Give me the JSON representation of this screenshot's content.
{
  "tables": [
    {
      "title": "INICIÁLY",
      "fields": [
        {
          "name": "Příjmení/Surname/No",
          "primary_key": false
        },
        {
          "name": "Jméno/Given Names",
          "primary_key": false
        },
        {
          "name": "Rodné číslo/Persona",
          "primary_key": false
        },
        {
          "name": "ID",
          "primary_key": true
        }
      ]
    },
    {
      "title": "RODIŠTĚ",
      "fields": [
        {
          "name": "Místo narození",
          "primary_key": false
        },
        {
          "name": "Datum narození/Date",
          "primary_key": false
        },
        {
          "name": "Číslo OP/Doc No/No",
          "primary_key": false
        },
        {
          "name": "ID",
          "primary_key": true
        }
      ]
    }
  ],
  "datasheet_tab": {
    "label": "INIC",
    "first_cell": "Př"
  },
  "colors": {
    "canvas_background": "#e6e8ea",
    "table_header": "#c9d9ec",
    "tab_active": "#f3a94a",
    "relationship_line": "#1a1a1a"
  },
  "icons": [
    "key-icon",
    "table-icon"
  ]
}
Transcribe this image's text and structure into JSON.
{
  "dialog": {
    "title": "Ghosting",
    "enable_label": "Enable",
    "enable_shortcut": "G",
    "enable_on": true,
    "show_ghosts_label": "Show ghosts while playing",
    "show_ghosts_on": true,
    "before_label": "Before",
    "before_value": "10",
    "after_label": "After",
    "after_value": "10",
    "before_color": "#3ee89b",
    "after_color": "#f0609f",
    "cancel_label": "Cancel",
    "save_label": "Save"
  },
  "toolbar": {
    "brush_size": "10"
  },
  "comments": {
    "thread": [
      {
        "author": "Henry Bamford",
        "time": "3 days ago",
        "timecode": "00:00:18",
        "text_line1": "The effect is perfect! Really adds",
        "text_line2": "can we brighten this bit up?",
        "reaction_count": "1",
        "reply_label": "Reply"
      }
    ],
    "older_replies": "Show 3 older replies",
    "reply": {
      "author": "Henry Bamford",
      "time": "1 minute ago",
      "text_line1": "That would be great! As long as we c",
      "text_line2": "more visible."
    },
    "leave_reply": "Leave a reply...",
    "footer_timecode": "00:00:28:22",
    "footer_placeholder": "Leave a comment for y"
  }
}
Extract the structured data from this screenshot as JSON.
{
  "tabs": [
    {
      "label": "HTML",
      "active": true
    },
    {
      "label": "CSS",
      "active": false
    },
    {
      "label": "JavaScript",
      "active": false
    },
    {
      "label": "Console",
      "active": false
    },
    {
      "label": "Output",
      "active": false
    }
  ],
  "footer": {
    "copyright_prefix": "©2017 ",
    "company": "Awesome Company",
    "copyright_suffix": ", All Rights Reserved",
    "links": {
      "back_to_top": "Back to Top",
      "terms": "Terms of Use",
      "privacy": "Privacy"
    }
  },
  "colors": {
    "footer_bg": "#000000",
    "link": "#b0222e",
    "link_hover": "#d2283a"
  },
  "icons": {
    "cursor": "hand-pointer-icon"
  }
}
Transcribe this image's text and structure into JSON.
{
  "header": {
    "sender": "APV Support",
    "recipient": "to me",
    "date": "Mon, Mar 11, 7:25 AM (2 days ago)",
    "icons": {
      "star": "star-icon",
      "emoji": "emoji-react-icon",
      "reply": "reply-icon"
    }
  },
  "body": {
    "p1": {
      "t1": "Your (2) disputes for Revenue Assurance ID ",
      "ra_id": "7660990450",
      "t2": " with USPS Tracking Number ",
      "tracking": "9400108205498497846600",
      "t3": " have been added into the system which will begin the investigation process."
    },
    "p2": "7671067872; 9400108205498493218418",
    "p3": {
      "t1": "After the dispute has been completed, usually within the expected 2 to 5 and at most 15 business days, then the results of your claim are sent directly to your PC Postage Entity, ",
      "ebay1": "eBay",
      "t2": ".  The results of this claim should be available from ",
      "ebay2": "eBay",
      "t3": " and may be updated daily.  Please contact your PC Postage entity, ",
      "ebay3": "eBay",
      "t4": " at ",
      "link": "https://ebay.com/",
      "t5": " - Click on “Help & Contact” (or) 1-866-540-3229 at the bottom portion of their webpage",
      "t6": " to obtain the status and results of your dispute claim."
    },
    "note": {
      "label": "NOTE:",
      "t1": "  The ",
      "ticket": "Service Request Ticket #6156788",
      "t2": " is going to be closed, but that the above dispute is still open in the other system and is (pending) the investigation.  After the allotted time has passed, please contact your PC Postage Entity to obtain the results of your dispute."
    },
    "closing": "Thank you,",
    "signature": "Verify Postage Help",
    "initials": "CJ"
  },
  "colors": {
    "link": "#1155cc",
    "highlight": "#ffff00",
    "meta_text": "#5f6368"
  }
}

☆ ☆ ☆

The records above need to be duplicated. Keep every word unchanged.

Give me the JSON representation of this screenshot's content.
{
  "tables": [
    {
      "title": "INICIÁLY",
      "fields": [
        {
          "name": "Příjmení/Surname/No",
          "primary_key": false
        },
        {
          "name": "Jméno/Given Names",
          "primary_key": false
        },
        {
          "name": "Rodné číslo/Persona",
          "primary_key": false
        },
        {
          "name": "ID",
          "primary_key": true
        }
      ]
    },
    {
      "title": "RODIŠTĚ",
      "fields": [
        {
          "name": "Místo narození",
          "primary_key": false
        },
        {
          "name": "Datum narození/Date",
          "primary_key": false
        },
        {
          "name": "Číslo OP/Doc No/No",
          "primary_key": false
        },
        {
          "name": "ID",
          "primary_key": true
        }
      ]
    }
  ],
  "datasheet_tab": {
    "label": "INIC",
    "first_cell": "Př"
  },
  "colors": {
    "canvas_background": "#e6e8ea",
    "table_header": "#c9d9ec",
    "tab_active": "#f3a94a",
    "relationship_line": "#1a1a1a"
  },
  "icons": [
    "key-icon",
    "table-icon"
  ]
}
Transcribe this image's text and structure into JSON.
{
  "dialog": {
    "title": "Ghosting",
    "enable_label": "Enable",
    "enable_shortcut": "G",
    "enable_on": true,
    "show_ghosts_label": "Show ghosts while playing",
    "show_ghosts_on": true,
    "before_label": "Before",
    "before_value": "10",
    "after_label": "After",
    "after_value": "10",
    "before_color": "#3ee89b",
    "after_color": "#f0609f",
    "cancel_label": "Cancel",
    "save_label": "Save"
  },
  "toolbar": {
    "brush_size": "10"
  },
  "comments": {
    "thread": [
      {
        "author": "Henry Bamford",
        "time": "3 days ago",
        "timecode": "00:00:18",
        "text_line1": "The effect is perfect! Really adds",
        "text_line2": "can we brighten this bit up?",
        "reaction_count": "1",
        "reply_label": "Reply"
      }
    ],
    "older_replies": "Show 3 older replies",
    "reply": {
      "author": "Henry Bamford",
      "time": "1 minute ago",
      "text_line1": "That would be great! As long as we c",
      "text_line2": "more visible."
    },
    "leave_reply": "Leave a reply...",
    "footer_timecode": "00:00:28:22",
    "footer_placeholder": "Leave a comment for y"
  }
}
Extract the structured data from this screenshot as JSON.
{
  "tabs": [
    {
      "label": "HTML",
      "active": true
    },
    {
      "label": "CSS",
      "active": false
    },
    {
      "label": "JavaScript",
      "active": false
    },
    {
      "label": "Console",
      "active": false
    },
    {
      "label": "Output",
      "active": false
    }
  ],
  "footer": {
    "copyright_prefix": "©2017 ",
    "company": "Awesome Company",
    "copyright_suffix": ", All Rights Reserved",
    "links": {
      "back_to_top": "Back to Top",
      "terms": "Terms of Use",
      "privacy": "Privacy"
    }
  },
  "colors": {
    "footer_bg": "#000000",
    "link": "#b0222e",
    "link_hover": "#d2283a"
  },
  "icons": {
    "cursor": "hand-pointer-icon"
  }
}
Transcribe this image's text and structure into JSON.
{
  "header": {
    "sender": "APV Support",
    "recipient": "to me",
    "date": "Mon, Mar 11, 7:25 AM (2 days ago)",
    "icons": {
      "star": "star-icon",
      "emoji": "emoji-react-icon",
      "reply": "reply-icon"
    }
  },
  "body": {
    "p1": {
      "t1": "Your (2) disputes for Revenue Assurance ID ",
      "ra_id": "7660990450",
      "t2": " with USPS Tracking Number ",
      "tracking": "9400108205498497846600",
      "t3": " have been added into the system which will begin the investigation process."
    },
    "p2": "7671067872; 9400108205498493218418",
    "p3": {
      "t1": "After the dispute has been completed, usually within the expected 2 to 5 and at most 15 business days, then the results of your claim are sent directly to your PC Postage Entity, ",
      "ebay1": "eBay",
      "t2": ".  The results of this claim should be available from ",
      "ebay2": "eBay",
      "t3": " and may be updated daily.  Please contact your PC Postage entity, ",
      "ebay3": "eBay",
      "t4": " at ",
      "link": "https://ebay.com/",
      "t5": " - Click on “Help & Contact” (or) 1-866-540-3229 at the bottom portion of their webpage",
      "t6": " to obtain the status and results of your dispute claim."
    },
    "note": {
      "label": "NOTE:",
      "t1": "  The ",
      "ticket": "Service Request Ticket #6156788",
      "t2": " is going to be closed, but that the above dispute is still open in the other system and is (pending) the investigation.  After the allotted time has passed, please contact your PC Postage Entity to obtain the results of your dispute."
    },
    "closing": "Thank you,",
    "signature": "Verify Postage Help",
    "initials": "CJ"
  },
  "colors": {
    "link": "#1155cc",
    "highlight": "#ffff00",
    "meta_text": "#5f6368"
  }
}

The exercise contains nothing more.